In this blog post, learn how to use the normal distribution, about its parameters, the Empirical Rule, and how to calculate Z-scores to standardize your data and find probabilities. [Read more…] about Normal Distribution in Statistics

## Probability Distribution: Definition & Calculations

## What is a Probability Distribution?

A probability distribution is a statistical function that describes the likelihood of obtaining all possible values that a random variable can take. In other words, the values of the variable vary based on the underlying probability distribution. Typically, analysts display probability distributions in graphs and tables. There are equations to calculate probability distributions.

Suppose you draw a random sample and measure the heights of the subjects. As you measure heights, you create a distribution of heights. This type of distribution is useful when you need to know which outcomes are most likely, the spread of potential values, and the likelihood of different results.

In this blog post, you’ll learn about probability distributions for both discrete and continuous variables.
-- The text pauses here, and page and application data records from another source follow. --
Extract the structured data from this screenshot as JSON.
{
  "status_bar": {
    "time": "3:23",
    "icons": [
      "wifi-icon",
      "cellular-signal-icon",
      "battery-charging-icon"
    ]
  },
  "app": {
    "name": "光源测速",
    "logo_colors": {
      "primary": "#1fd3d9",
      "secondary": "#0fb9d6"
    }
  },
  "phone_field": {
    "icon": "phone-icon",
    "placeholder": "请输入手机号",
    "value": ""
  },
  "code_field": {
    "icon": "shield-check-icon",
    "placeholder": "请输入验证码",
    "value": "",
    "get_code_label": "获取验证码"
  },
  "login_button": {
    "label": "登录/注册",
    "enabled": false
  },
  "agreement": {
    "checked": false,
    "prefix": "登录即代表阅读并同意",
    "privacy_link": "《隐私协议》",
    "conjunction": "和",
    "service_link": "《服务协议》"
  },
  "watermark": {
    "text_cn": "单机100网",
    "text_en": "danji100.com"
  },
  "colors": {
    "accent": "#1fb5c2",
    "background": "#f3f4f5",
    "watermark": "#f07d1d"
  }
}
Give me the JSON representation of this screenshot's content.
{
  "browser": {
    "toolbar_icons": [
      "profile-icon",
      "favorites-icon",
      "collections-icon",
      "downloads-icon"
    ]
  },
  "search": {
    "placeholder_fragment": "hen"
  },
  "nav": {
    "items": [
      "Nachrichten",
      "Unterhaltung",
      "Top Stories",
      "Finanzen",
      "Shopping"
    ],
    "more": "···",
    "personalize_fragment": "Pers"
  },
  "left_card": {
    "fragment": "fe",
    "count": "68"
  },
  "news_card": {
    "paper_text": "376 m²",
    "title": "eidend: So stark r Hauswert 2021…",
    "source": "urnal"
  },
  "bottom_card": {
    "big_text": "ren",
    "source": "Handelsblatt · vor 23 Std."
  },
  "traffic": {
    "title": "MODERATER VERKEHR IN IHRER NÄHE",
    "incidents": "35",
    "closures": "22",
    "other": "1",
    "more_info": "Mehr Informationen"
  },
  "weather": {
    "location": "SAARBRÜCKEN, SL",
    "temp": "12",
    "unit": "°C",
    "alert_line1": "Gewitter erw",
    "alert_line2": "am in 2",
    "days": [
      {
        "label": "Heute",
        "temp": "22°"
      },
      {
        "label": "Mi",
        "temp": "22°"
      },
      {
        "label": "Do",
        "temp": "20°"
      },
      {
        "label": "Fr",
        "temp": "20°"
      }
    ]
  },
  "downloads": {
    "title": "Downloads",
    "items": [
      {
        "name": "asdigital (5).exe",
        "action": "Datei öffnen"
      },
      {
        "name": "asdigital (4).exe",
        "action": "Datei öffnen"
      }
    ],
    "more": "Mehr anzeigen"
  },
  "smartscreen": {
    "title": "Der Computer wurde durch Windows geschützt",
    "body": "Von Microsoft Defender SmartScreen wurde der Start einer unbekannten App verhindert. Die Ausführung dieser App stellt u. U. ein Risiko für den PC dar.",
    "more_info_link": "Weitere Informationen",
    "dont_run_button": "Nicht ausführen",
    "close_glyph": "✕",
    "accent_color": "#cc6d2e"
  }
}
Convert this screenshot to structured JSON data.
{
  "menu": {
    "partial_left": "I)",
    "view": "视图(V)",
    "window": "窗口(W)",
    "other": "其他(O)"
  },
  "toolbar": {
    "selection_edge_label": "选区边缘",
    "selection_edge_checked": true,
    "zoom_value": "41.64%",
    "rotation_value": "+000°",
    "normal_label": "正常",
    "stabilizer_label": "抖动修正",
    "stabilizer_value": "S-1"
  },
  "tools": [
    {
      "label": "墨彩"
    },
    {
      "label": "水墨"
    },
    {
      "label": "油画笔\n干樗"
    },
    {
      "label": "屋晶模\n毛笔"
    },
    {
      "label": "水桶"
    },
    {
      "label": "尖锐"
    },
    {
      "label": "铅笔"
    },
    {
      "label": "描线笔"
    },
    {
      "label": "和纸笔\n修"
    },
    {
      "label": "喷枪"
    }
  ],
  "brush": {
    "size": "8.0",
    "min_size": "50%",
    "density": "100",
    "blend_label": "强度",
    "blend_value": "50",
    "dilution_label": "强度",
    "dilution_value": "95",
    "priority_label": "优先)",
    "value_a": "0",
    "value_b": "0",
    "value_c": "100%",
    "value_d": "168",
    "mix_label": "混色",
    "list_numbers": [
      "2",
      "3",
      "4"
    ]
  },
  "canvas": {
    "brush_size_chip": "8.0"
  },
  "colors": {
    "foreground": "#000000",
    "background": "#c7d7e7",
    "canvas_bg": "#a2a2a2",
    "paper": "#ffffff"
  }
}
I’ll show you how they work and examples of how to use them. [Read more…] about Probability Distribution: Definition & Calculations

## Interpreting Correlation Coefficients

## What are Correlation Coefficients?

Correlation coefficients measure the strength of the relationship between two variables. A correlation between variables indicates that as one variable changes in value, the other variable tends to change in a specific direction. Understanding that relationship is useful because we can use the value of one variable to predict the value of the other variable. For example, height and weight are correlated—as height increases, weight also tends to increase. Consequently, if we observe an individual who is unusually tall, we can predict that his weight is also above the average. [Read more…] about Interpreting Correlation Coefficients